§ **Record set**:

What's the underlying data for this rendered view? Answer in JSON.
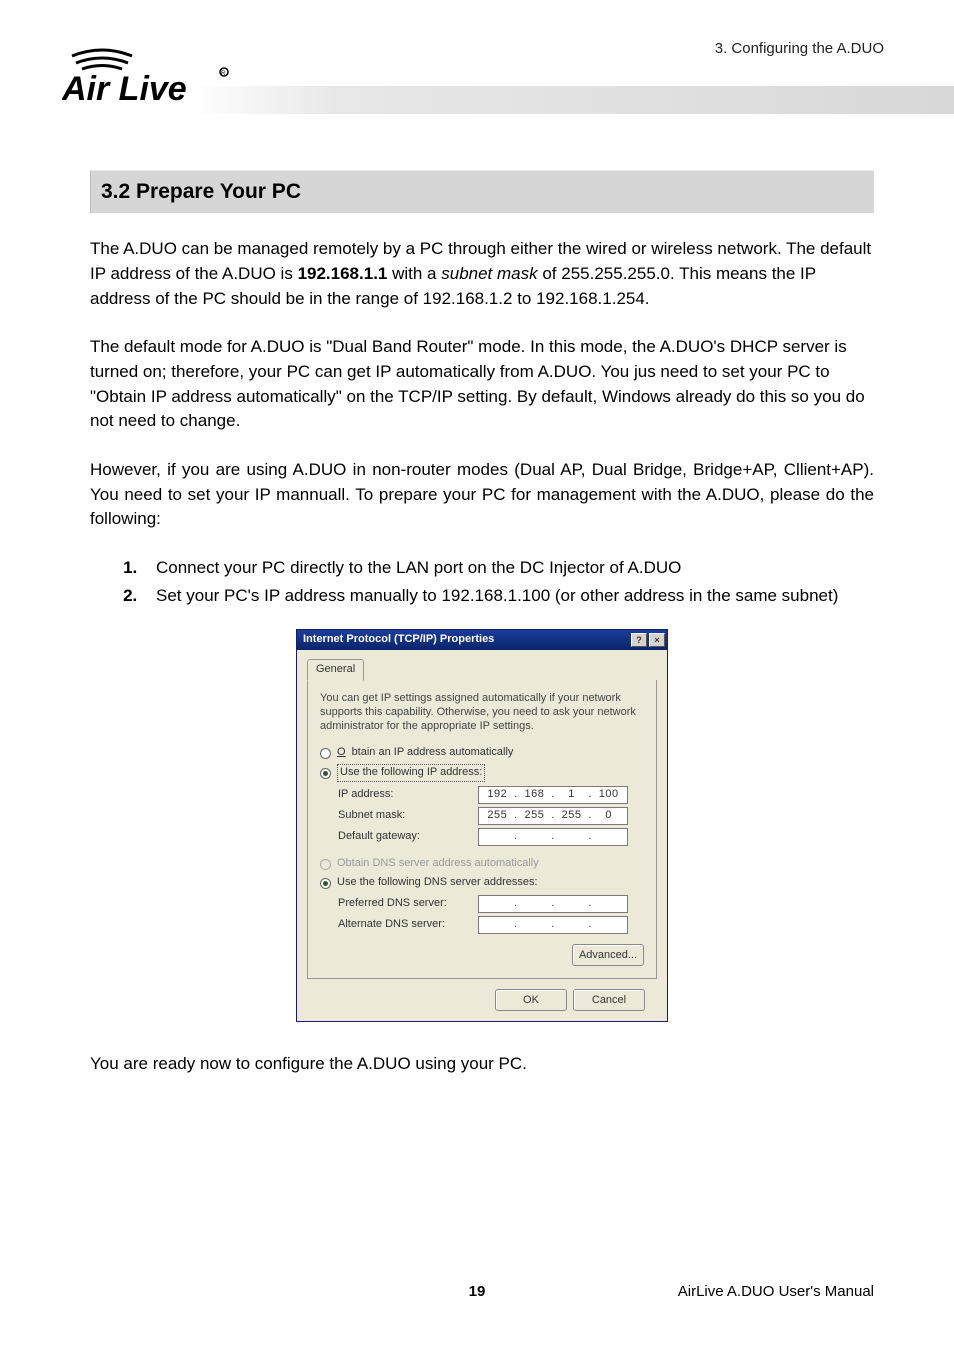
{
  "header": {
    "chapter": "3. Configuring the A.DUO",
    "logo_alt": "Air Live"
  },
  "section": {
    "heading": "3.2 Prepare Your PC"
  },
  "paragraphs": {
    "p1_a": "The A.DUO can be managed remotely by a PC through either the wired or wireless network. The default IP address of the A.DUO is ",
    "p1_ip": "192.168.1.1",
    "p1_b": " with a ",
    "p1_subnet_i": "subnet mask",
    "p1_c": " of 255.255.255.0. This means the IP address of the PC should be in the range of 192.168.1.2 to 192.168.1.254.",
    "p2": "The default mode for A.DUO is \"Dual Band Router\" mode.    In this mode, the A.DUO's DHCP server is turned on; therefore, your PC can get IP automatically from A.DUO.    You jus need to set your PC to \"Obtain IP address automatically\" on the TCP/IP setting.    By default, Windows already do this so you do not need to change.",
    "p3": "However, if you are using A.DUO in non-router modes (Dual AP, Dual Bridge, Bridge+AP, Cllient+AP).   You need to set your IP mannuall.   To prepare your PC for management with the A.DUO, please do the following:",
    "p4": "You are ready now to configure the A.DUO using your PC."
  },
  "list": {
    "item1": "Connect your PC directly to the LAN port on the DC Injector of A.DUO",
    "item2": "Set your PC's IP address manually to 192.168.1.100 (or other address in the same subnet)"
  },
  "dialog": {
    "title": "Internet Protocol (TCP/IP) Properties",
    "help_btn": "?",
    "close_btn": "×",
    "tab_general": "General",
    "description": "You can get IP settings assigned automatically if your network supports this capability. Otherwise, you need to ask your network administrator for the appropriate IP settings.",
    "opt_obtain_ip": "Obtain an IP address automatically",
    "opt_use_ip": "Use the following IP address:",
    "lbl_ip": "IP address:",
    "val_ip": [
      "192",
      "168",
      "1",
      "100"
    ],
    "lbl_mask": "Subnet mask:",
    "val_mask": [
      "255",
      "255",
      "255",
      "0"
    ],
    "lbl_gateway": "Default gateway:",
    "opt_obtain_dns": "Obtain DNS server address automatically",
    "opt_use_dns": "Use the following DNS server addresses:",
    "lbl_pref_dns": "Preferred DNS server:",
    "lbl_alt_dns": "Alternate DNS server:",
    "btn_advanced": "Advanced...",
    "btn_ok": "OK",
    "btn_cancel": "Cancel"
  },
  "footer": {
    "page": "19",
    "manual": "AirLive A.DUO User's Manual"
  }
}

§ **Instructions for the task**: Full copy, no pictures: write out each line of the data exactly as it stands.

§ **Response to this task**:
What's the underlying data for this rendered view? Answer in JSON.
{
  "header": {
    "chapter": "3. Configuring the A.DUO",
    "logo_alt": "Air Live"
  },
  "section": {
    "heading": "3.2 Prepare Your PC"
  },
  "paragraphs": {
    "p1_a": "The A.DUO can be managed remotely by a PC through either the wired or wireless network. The default IP address of the A.DUO is ",
    "p1_ip": "192.168.1.1",
    "p1_b": " with a ",
    "p1_subnet_i": "subnet mask",
    "p1_c": " of 255.255.255.0. This means the IP address of the PC should be in the range of 192.168.1.2 to 192.168.1.254.",
    "p2": "The default mode for A.DUO is \"Dual Band Router\" mode.    In this mode, the A.DUO's DHCP server is turned on; therefore, your PC can get IP automatically from A.DUO.    You jus need to set your PC to \"Obtain IP address automatically\" on the TCP/IP setting.    By default, Windows already do this so you do not need to change.",
    "p3": "However, if you are using A.DUO in non-router modes (Dual AP, Dual Bridge, Bridge+AP, Cllient+AP).   You need to set your IP mannuall.   To prepare your PC for management with the A.DUO, please do the following:",
    "p4": "You are ready now to configure the A.DUO using your PC."
  },
  "list": {
    "item1": "Connect your PC directly to the LAN port on the DC Injector of A.DUO",
    "item2": "Set your PC's IP address manually to 192.168.1.100 (or other address in the same subnet)"
  },
  "dialog": {
    "title": "Internet Protocol (TCP/IP) Properties",
    "help_btn": "?",
    "close_btn": "×",
    "tab_general": "General",
    "description": "You can get IP settings assigned automatically if your network supports this capability. Otherwise, you need to ask your network administrator for the appropriate IP settings.",
    "opt_obtain_ip": "Obtain an IP address automatically",
    "opt_use_ip": "Use the following IP address:",
    "lbl_ip": "IP address:",
    "val_ip": [
      "192",
      "168",
      "1",
      "100"
    ],
    "lbl_mask": "Subnet mask:",
    "val_mask": [
      "255",
      "255",
      "255",
      "0"
    ],
    "lbl_gateway": "Default gateway:",
    "opt_obtain_dns": "Obtain DNS server address automatically",
    "opt_use_dns": "Use the following DNS server addresses:",
    "lbl_pref_dns": "Preferred DNS server:",
    "lbl_alt_dns": "Alternate DNS server:",
    "btn_advanced": "Advanced...",
    "btn_ok": "OK",
    "btn_cancel": "Cancel"
  },
  "footer": {
    "page": "19",
    "manual": "AirLive A.DUO User's Manual"
  }
}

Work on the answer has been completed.